The subtitle of Flatterland is "Like Flatland, only more so." Stewart wrote it as a sequel to and extension of Edwin Abbott's 1884 geometrical satire, Flatland. One hundred years after the events of the first book, Victoria Line, great-great-granddaughter of the original A. Square, reads her ancestor's book (against her father's express prohibition) and finds in it a code for summoning a visitor from Spaceland.
Instead of a Sphere, Victoria receives a visit from a Space Hopper, a creature who helps her visit not just many dimensions higher than the third, but a number of other strange geometric worlds. In one she sees fractals everywhere. In another, parallel lines converge. In another she can see herself in the distance. Her investigation into curved space leads into a discussion of quantum physics and relativity, a theory the Space Hopper insists is poorly named, since it's based on the one thing that isn't relative - the speed of light.
So how's the book to read?

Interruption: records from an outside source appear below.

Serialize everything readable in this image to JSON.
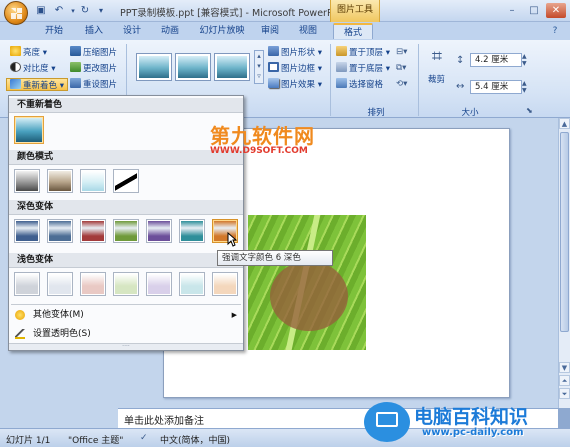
{
  "titlebar": {
    "doc_title": "PPT录制模板.ppt [兼容模式] - Microsoft PowerP...",
    "context_tab": "图片工具",
    "minimize": "–",
    "maximize": "□",
    "close": "✕"
  },
  "tabs": [
    {
      "label": "开始"
    },
    {
      "label": "插入"
    },
    {
      "label": "设计"
    },
    {
      "label": "动画"
    },
    {
      "label": "幻灯片放映"
    },
    {
      "label": "审阅"
    },
    {
      "label": "视图"
    },
    {
      "label": "格式",
      "active": true
    }
  ],
  "ribbon": {
    "adjust": {
      "brightness": "亮度",
      "contrast": "对比度",
      "recolor": "重新着色",
      "compress": "压缩图片",
      "change": "更改图片",
      "reset": "重设图片"
    },
    "picture_style": {
      "shape": "图片形状",
      "border": "图片边框",
      "effects": "图片效果"
    },
    "arrange": {
      "bring_front": "置于顶层",
      "send_back": "置于底层",
      "selection_pane": "选择窗格",
      "label": "排列"
    },
    "size": {
      "crop": "裁剪",
      "height": "4.2 厘米",
      "width": "5.4 厘米",
      "label": "大小"
    }
  },
  "recolor_menu": {
    "no_recolor": "不重新着色",
    "color_modes": "颜色模式",
    "dark_variations": "深色变体",
    "light_variations": "浅色变体",
    "more_variations": "其他变体(M)",
    "set_transparent": "设置透明色(S)",
    "tooltip": "强调文字颜色 6 深色",
    "dark_colors": [
      "#3f5f8f",
      "#4d6e95",
      "#a33b3b",
      "#6f9a3a",
      "#6c4f9a",
      "#2f8f9a",
      "#d2782a"
    ],
    "light_colors": [
      "#cfd3da",
      "#e1e6ee",
      "#e9c9c4",
      "#d6e6c2",
      "#d9d0ea",
      "#c9e6ea",
      "#f4d7bc"
    ]
  },
  "notes": {
    "placeholder": "单击此处添加备注"
  },
  "statusbar": {
    "slide": "幻灯片 1/1",
    "theme": "\"Office 主题\"",
    "language": "中文(简体，中国)"
  },
  "watermarks": {
    "top_cn": "第九软件网",
    "top_url": "WWW.D9SOFT.COM",
    "bottom_cn": "电脑百科知识",
    "bottom_url": "www.pc-daily.com"
  }
}
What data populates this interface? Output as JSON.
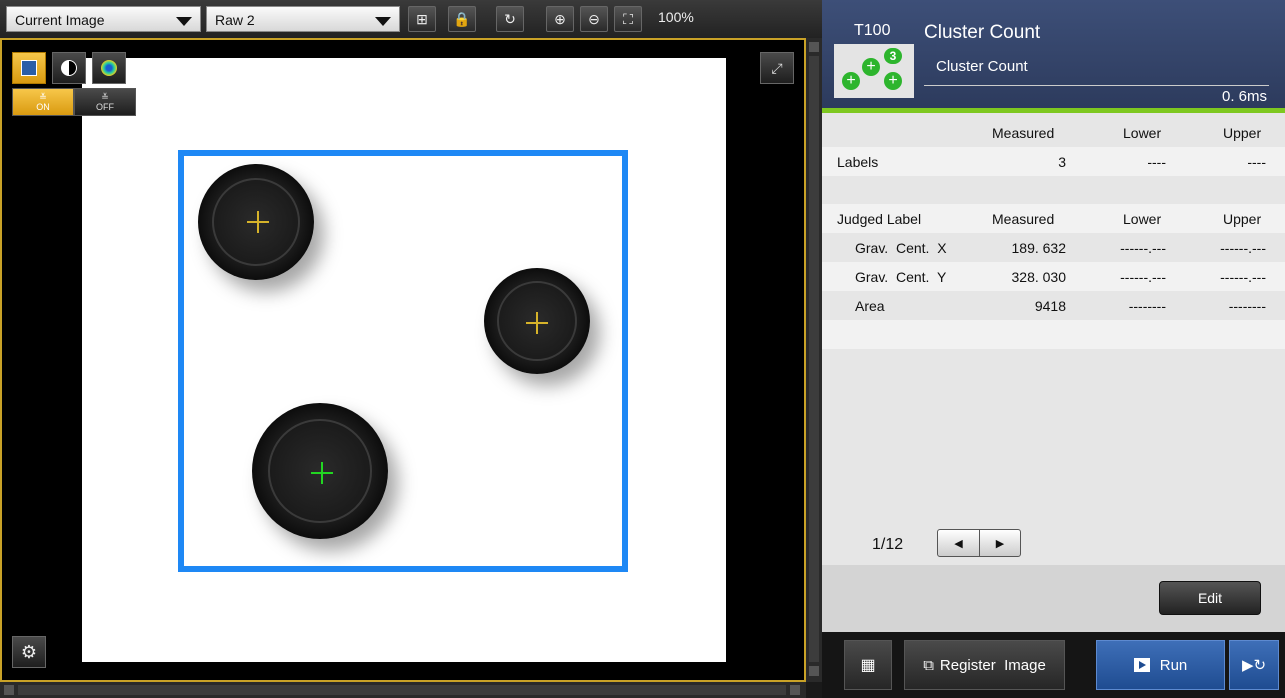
{
  "toolbar": {
    "image_select": "Current Image",
    "camera_select": "Raw 2",
    "zoom": "100%"
  },
  "viewer": {
    "switch_on": "ON",
    "switch_off": "OFF"
  },
  "tool": {
    "id": "T100",
    "title": "Cluster Count",
    "subtitle": "Cluster Count",
    "time": "0. 6ms",
    "badge": "3"
  },
  "results": {
    "headers": {
      "measured": "Measured",
      "lower": "Lower",
      "upper": "Upper"
    },
    "labels_row": {
      "label": "Labels",
      "measured": "3",
      "lower": "----",
      "upper": "----"
    },
    "judged_header": "Judged Label",
    "rows": [
      {
        "label": "Grav.  Cent.  X",
        "measured": "189. 632",
        "lower": "------.---",
        "upper": "------.---"
      },
      {
        "label": "Grav.  Cent.  Y",
        "measured": "328. 030",
        "lower": "------.---",
        "upper": "------.---"
      },
      {
        "label": "Area",
        "measured": "9418",
        "lower": "--------",
        "upper": "--------"
      }
    ]
  },
  "pager": {
    "page": "1/12"
  },
  "buttons": {
    "edit": "Edit",
    "register": "Register  Image",
    "run": "Run"
  },
  "colors": {
    "roi": "#1e88f5",
    "accent": "#c9a227",
    "status_green": "#7ec820"
  }
}
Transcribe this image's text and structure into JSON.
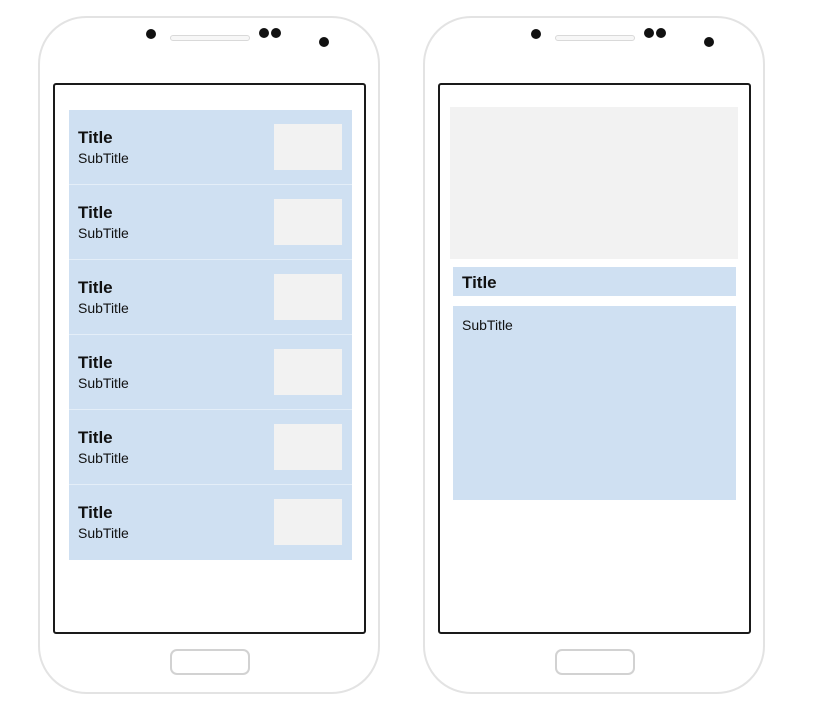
{
  "colors": {
    "phone_outline": "#e3e3e3",
    "screen_border": "#1a1a1a",
    "item_background": "#cfe0f2",
    "placeholder": "#f2f2f2"
  },
  "list_screen": {
    "items": [
      {
        "title": "Title",
        "subtitle": "SubTitle"
      },
      {
        "title": "Title",
        "subtitle": "SubTitle"
      },
      {
        "title": "Title",
        "subtitle": "SubTitle"
      },
      {
        "title": "Title",
        "subtitle": "SubTitle"
      },
      {
        "title": "Title",
        "subtitle": "SubTitle"
      },
      {
        "title": "Title",
        "subtitle": "SubTitle"
      }
    ]
  },
  "detail_screen": {
    "title": "Title",
    "subtitle": "SubTitle"
  }
}
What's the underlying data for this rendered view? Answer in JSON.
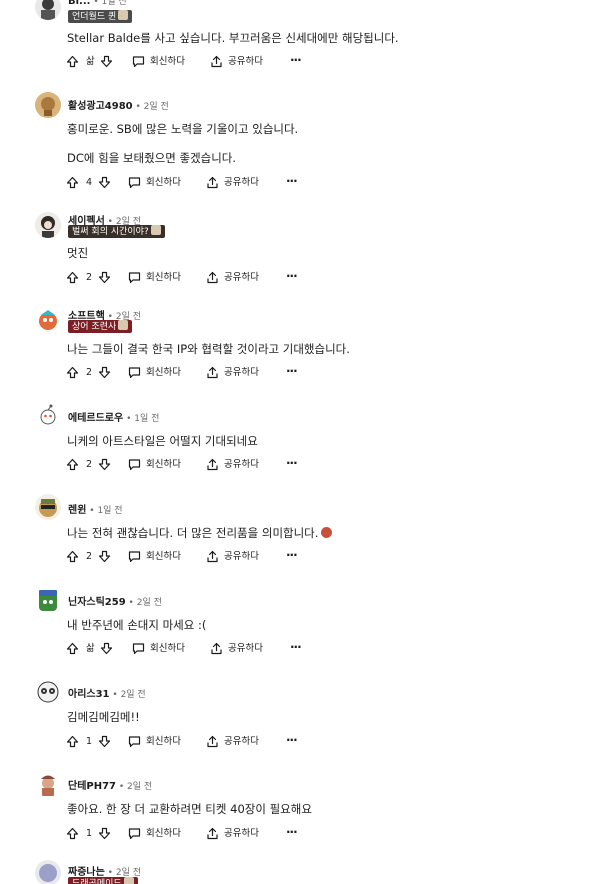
{
  "actions": {
    "upvote_icon": "arrow-up-icon",
    "downvote_icon": "arrow-down-icon",
    "reply_label": "회신하다",
    "share_label": "공유하다",
    "more_label": "···"
  },
  "comments": [
    {
      "username": "Bi...",
      "time": "1일 전",
      "flair": "언더월드 퀸",
      "flair_color": "#4b4b4b",
      "lines": [
        "Stellar Balde를 사고 싶습니다. 부끄러움은 신세대에만 해당됩니다."
      ],
      "score": "삶"
    },
    {
      "username": "활성광고4980",
      "time": "2일 전",
      "flair": "",
      "lines": [
        "홍미로운. SB에 많은 노력을 기울이고 있습니다.",
        "DC에 힘을 보태줬으면 좋겠습니다."
      ],
      "score": "4"
    },
    {
      "username": "세이펙서",
      "time": "2일 전",
      "flair": "벌써 회의 시간이야?",
      "flair_color": "#3a2e28",
      "lines": [
        "멋진"
      ],
      "score": "2"
    },
    {
      "username": "소프트핵",
      "time": "2일 전",
      "flair": "상어 조련사",
      "flair_color": "#7b1f24",
      "lines": [
        "나는 그들이 결국 한국 IP와 협력할 것이라고 기대했습니다."
      ],
      "score": "2"
    },
    {
      "username": "에테르드로우",
      "time": "1일 전",
      "flair": "",
      "lines": [
        "니케의 아트스타일은 어떨지 기대되네요"
      ],
      "score": "2"
    },
    {
      "username": "렌윈",
      "time": "1일 전",
      "flair": "",
      "lines": [
        "나는 전혀 괜찮습니다. 더 많은 전리품을 의미합니다."
      ],
      "score": "2"
    },
    {
      "username": "닌자스틱259",
      "time": "2일 전",
      "flair": "",
      "lines": [
        "내 반주년에 손대지 마세요 :("
      ],
      "score": "삶"
    },
    {
      "username": "아리스31",
      "time": "2일 전",
      "flair": "",
      "lines": [
        "김메김메김메!!"
      ],
      "score": "1"
    },
    {
      "username": "단테PH77",
      "time": "2일 전",
      "flair": "",
      "lines": [
        "좋아요. 한 장 더 교환하려면 티켓 40장이 필요해요"
      ],
      "score": "1"
    },
    {
      "username": "짜증나는",
      "time": "2일 전",
      "flair": "드래곤메이드",
      "flair_color": "#7b1f24",
      "lines": [],
      "score": ""
    }
  ]
}
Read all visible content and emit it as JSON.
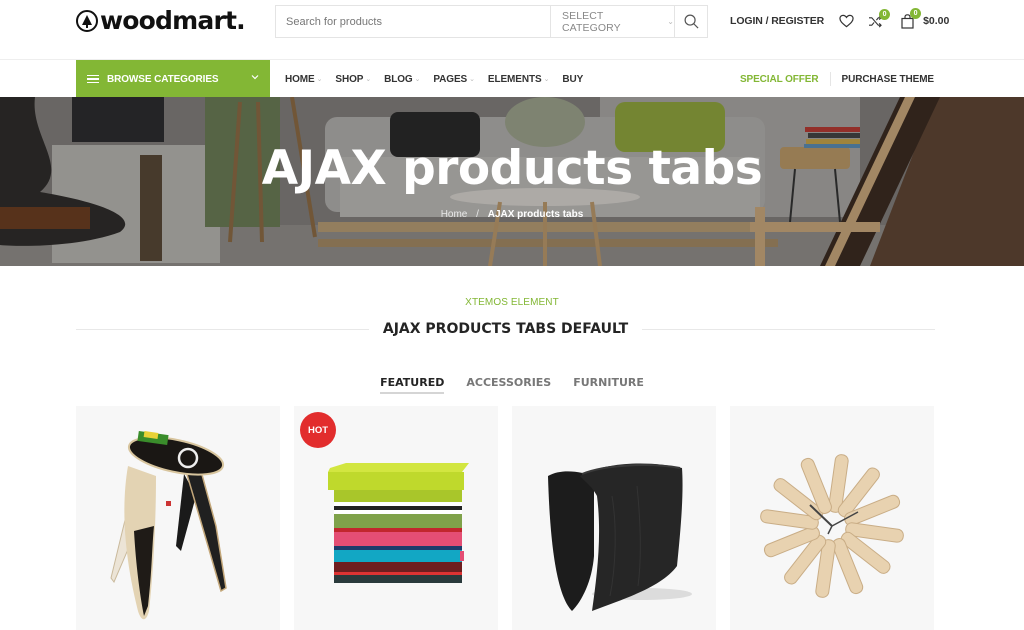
{
  "brand": {
    "name": "woodmart.",
    "logo_icon": "tree-circle-icon",
    "accent_color": "#83b735",
    "hot_color": "#e22d2d"
  },
  "search": {
    "placeholder": "Search for products",
    "category_label": "SELECT CATEGORY",
    "search_icon": "search-icon"
  },
  "header": {
    "login_label": "LOGIN / REGISTER",
    "wishlist_icon": "heart-icon",
    "compare_icon": "shuffle-icon",
    "compare_count": "0",
    "cart_icon": "shopping-bag-icon",
    "cart_count": "0",
    "cart_total": "$0.00"
  },
  "nav": {
    "browse_label": "BROWSE CATEGORIES",
    "menu": [
      {
        "label": "HOME",
        "has_dropdown": true
      },
      {
        "label": "SHOP",
        "has_dropdown": true
      },
      {
        "label": "BLOG",
        "has_dropdown": true
      },
      {
        "label": "PAGES",
        "has_dropdown": true
      },
      {
        "label": "ELEMENTS",
        "has_dropdown": true
      },
      {
        "label": "BUY",
        "has_dropdown": false
      }
    ],
    "special_offer": "SPECIAL OFFER",
    "purchase_theme": "PURCHASE THEME"
  },
  "hero": {
    "title": "AJAX products tabs",
    "breadcrumb": {
      "home": "Home",
      "separator": "/",
      "current": "AJAX products tabs"
    }
  },
  "section": {
    "subtitle": "XTEMOS ELEMENT",
    "title": "AJAX PRODUCTS TABS DEFAULT",
    "tabs": [
      {
        "label": "FEATURED",
        "active": true
      },
      {
        "label": "ACCESSORIES",
        "active": false
      },
      {
        "label": "FURNITURE",
        "active": false
      }
    ]
  },
  "products": [
    {
      "image": "skateboard-stool",
      "badge": null
    },
    {
      "image": "striped-storage-ottoman",
      "badge": "HOT"
    },
    {
      "image": "black-wooden-stool",
      "badge": null
    },
    {
      "image": "wooden-ribbon-wall-clock",
      "badge": null
    }
  ]
}
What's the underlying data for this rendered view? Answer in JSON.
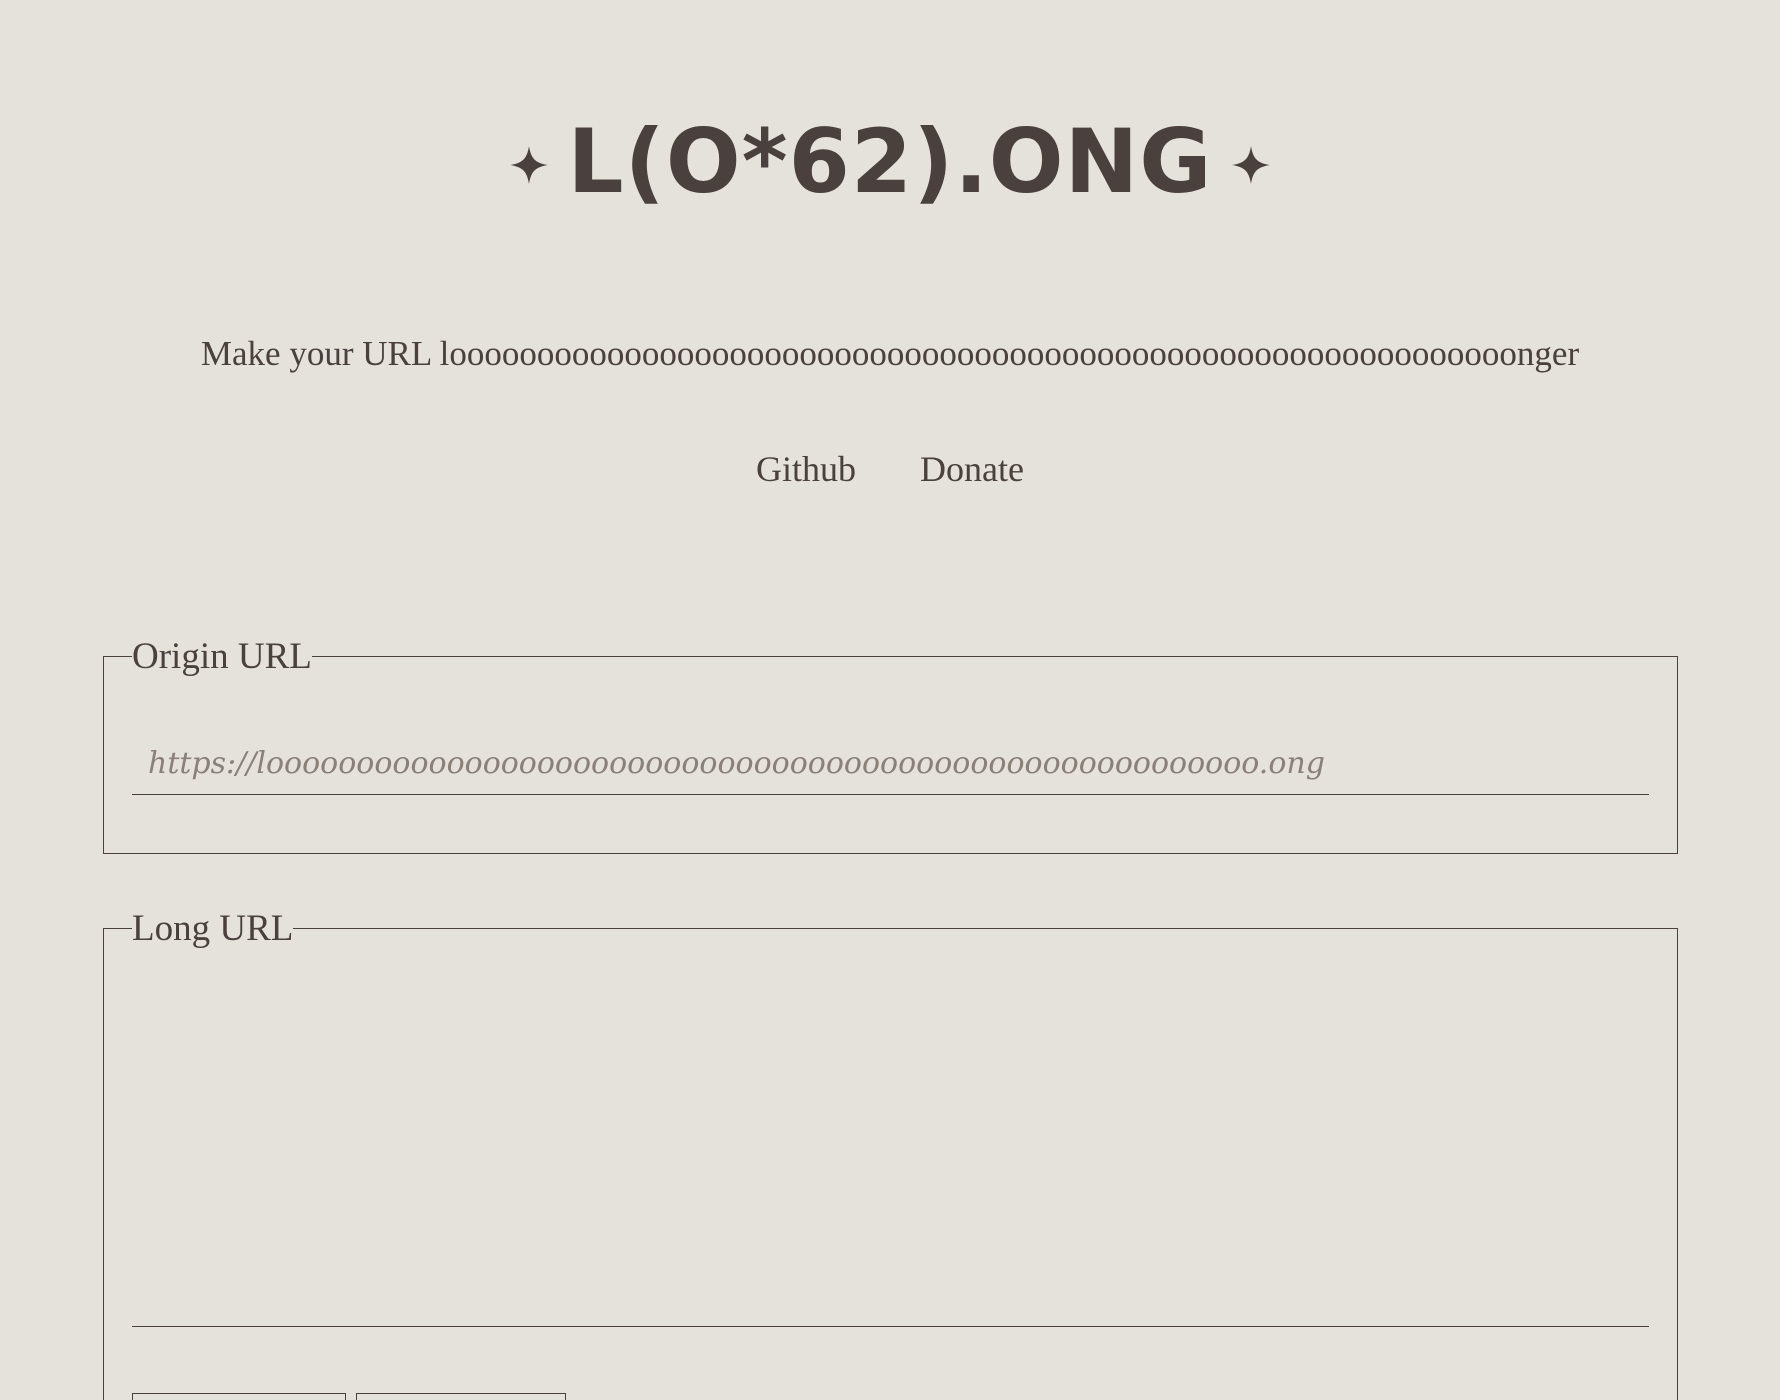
{
  "header": {
    "logo_text": "L(O*62).ONG",
    "left_icon": "sparkle-icon",
    "right_icon": "sparkle-icon"
  },
  "tagline": "Make your URL looooooooooooooooooooooooooooooooooooooooooooooooooooooooooooonger",
  "nav": {
    "github": "Github",
    "donate": "Donate"
  },
  "origin": {
    "legend": "Origin URL",
    "placeholder": "https://looooooooooooooooooooooooooooooooooooooooooooooooooooooo.ong",
    "value": ""
  },
  "long": {
    "legend": "Long URL",
    "value": ""
  },
  "colors": {
    "background": "#e5e2dc",
    "text": "#4a403d",
    "placeholder": "#8a7f79"
  }
}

My 8th grade son read it before me, and he found it mind-twisting and thought provoking - hard, but worth it. For me, with a year of college physics and no math beyond calculus, it was surprisingly accessible. Yes, it's difficult to visualize the worlds Stewart describes, but he assures us it's difficult for mathematicians, too. And its's fun to toss these ideas around lightly like oddly-shaped objects to juggle. The format consists mostly of dialogue between the Space Hopper, who is a little bit self-satisfied, and Victoria, who is by turns a stubborn teenager, a dense student, an independent reasoner, and an inspired explorer of new intellectual landscapes.
I wish the discussion of fractional dimensions were more thorough: I felt I almost had it when the story moved on. I enjoyed Moo-bius the Cow and the Klein bottles. Topology was fun to dip into, as was the discussion of infinity and parallel lines. The section on quantum physics and relativity took me back to the weirdest, most fun parts of physics. As for the story itself, while the plot is not enthralling, it's sufficient to carry the exploration of mathematics.
Who would like this book? Anyone who would like his or her mind stretched in weird ways. I'd recommend it especially for kids in grades 8-10 who like math even if they don't like calculation; people who like visual puzzles; and people like me who want their ideas of math and science tickled by new ways of thinking about and trying to visualize shape and space.
More than anything, Flatterland is valuable because it shares with us the freaky, imaginative side of mathematics and demonstrates that math is not just a matter of plodding through more and more difficult algebra and calculus. Instead, mathematics can become a great playground for the imagination.
Does anyone have another playful or challenging melding of math and literature to recommend?